This is the usual level people think at when they think of System. What are the numbers being thrown about? How do we resolve conflicts? Where do stats come from? etc.
Techniques are the specific procedures we use to coordinate play and Exploration. This is where you usually see the most design or houserules kick in, because it is the supporting structure that helps provide consistency to play- for better or worse. When the group’s goals for Exploration and the Techniques don’t match up, you find folks ignoring the rules a lot, or drastically overhauling them.
Ephemera are the bits that make up Techniques. So if D&D’s Combat system is a technique, rolling initiative is Ephermera. Though “Ephemera” makes it sound like they don’t matter, the fact is that they are the parts that players are dealing with moment-to-moment in play, and can greatly contribute to how play feels for them.
If you love rolling dice, a dice pool based game might give you some tactile pleasure- toy quality, as Ben Lehman calls it. If you hate doing lots of math, you’ll want to avoid a game that has it, etc.
How it gets used
The Big Model is an observational model- it provides this way of slicing up play along these many scales in order to make observations about how and why play is turning out the way it is.
Maybe you had a great time because the rules work in this certain way that consistently produces this effect, or maybe you had a great time because the rules work in the opposite way and your group ignored the rules every time that happened. Or conversely, if you had a bad time.
Knowing the difference is really useful for having more fun (or generally the same fun) in the future. Obviously, if you’re a designer, knowing the difference is pretty crucial to building your game.
When we get together to play a game, very often we come to it with an idea of what kinds of things we enjoy and what we’re looking for out of a game. That’s Creative Agenda.
Creative Agenda is how all of the above works together to get the experience the group wants out of play- if they know how. Or, looking at the Model, what is gumming up the group from getting what they want.
Creative Agenda asks, “What do we think is fun?” (or, perhaps better, “What do we think is the point of playing this game?”) and the Model’s scales provide close up looks at how that fun is had, and what contributes to it, or gets in the way of it.

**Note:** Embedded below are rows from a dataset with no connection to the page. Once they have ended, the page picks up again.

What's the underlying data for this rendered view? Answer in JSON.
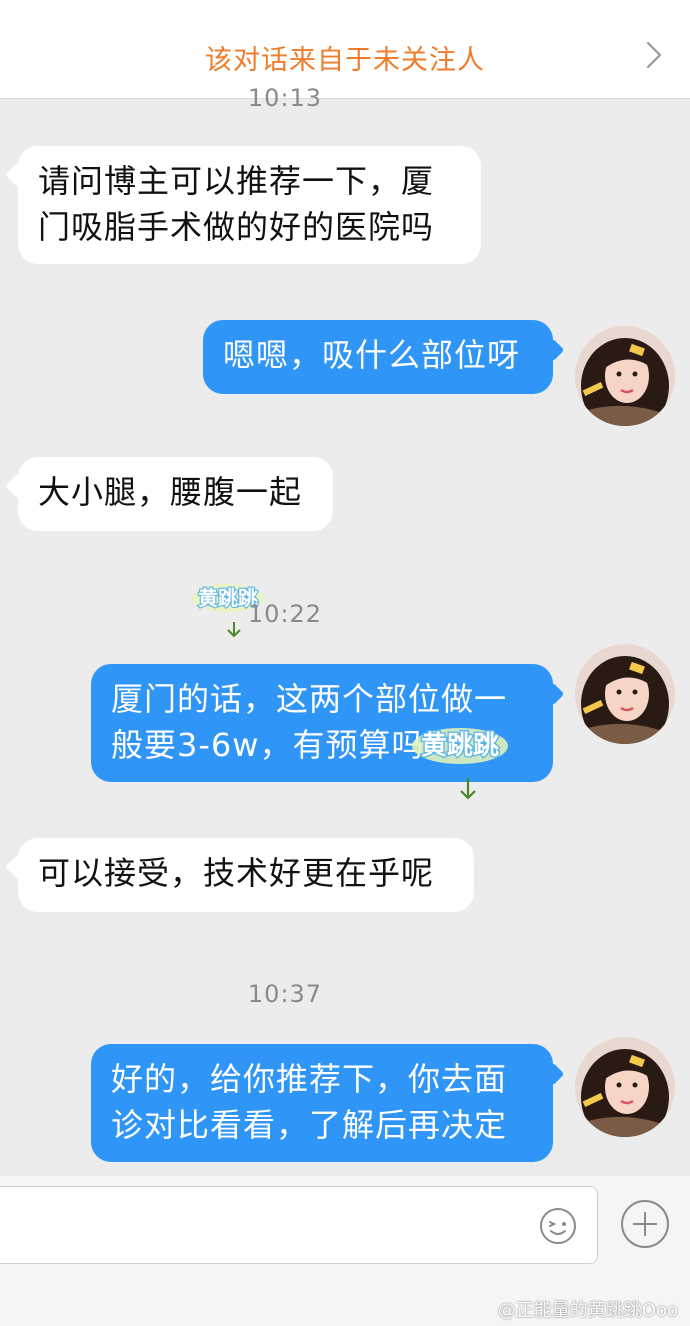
{
  "banner": {
    "text": "该对话来自于未关注人",
    "accent_color": "#ef7c2b",
    "chevron_icon": "chevron-right-icon"
  },
  "timestamps": [
    "10:13",
    "10:22",
    "10:37"
  ],
  "messages": [
    {
      "side": "in",
      "text": "请问博主可以推荐一下，厦\n门吸脂手术做的好的医院吗"
    },
    {
      "side": "out",
      "text": "嗯嗯，吸什么部位呀"
    },
    {
      "side": "in",
      "text": "大小腿，腰腹一起"
    },
    {
      "side": "out",
      "text": "厦门的话，这两个部位做一\n般要3-6w，有预算吗"
    },
    {
      "side": "in",
      "text": "可以接受，技术好更在乎呢"
    },
    {
      "side": "out",
      "text": "好的，给你推荐下，你去面\n诊对比看看，了解后再决定"
    }
  ],
  "colors": {
    "outgoing_bubble": "#2f95f7",
    "incoming_bubble": "#ffffff",
    "background": "#ececec"
  },
  "sticker_text": "黄跳跳",
  "input": {
    "value": "",
    "emoji_icon": "emoji-icon",
    "plus_icon": "plus-icon"
  },
  "footer_watermark": "@正能量的黄跳跳Ooo"
}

Also worth seeing:
Ben Lehman’s Introduction to Forge Theory articles he wrote a few years back.
Ron Edward’s post on looking at Actual Play through the Big Model lens,
Emily Care Boss’ interview w/Elizabeth on Forge Theory.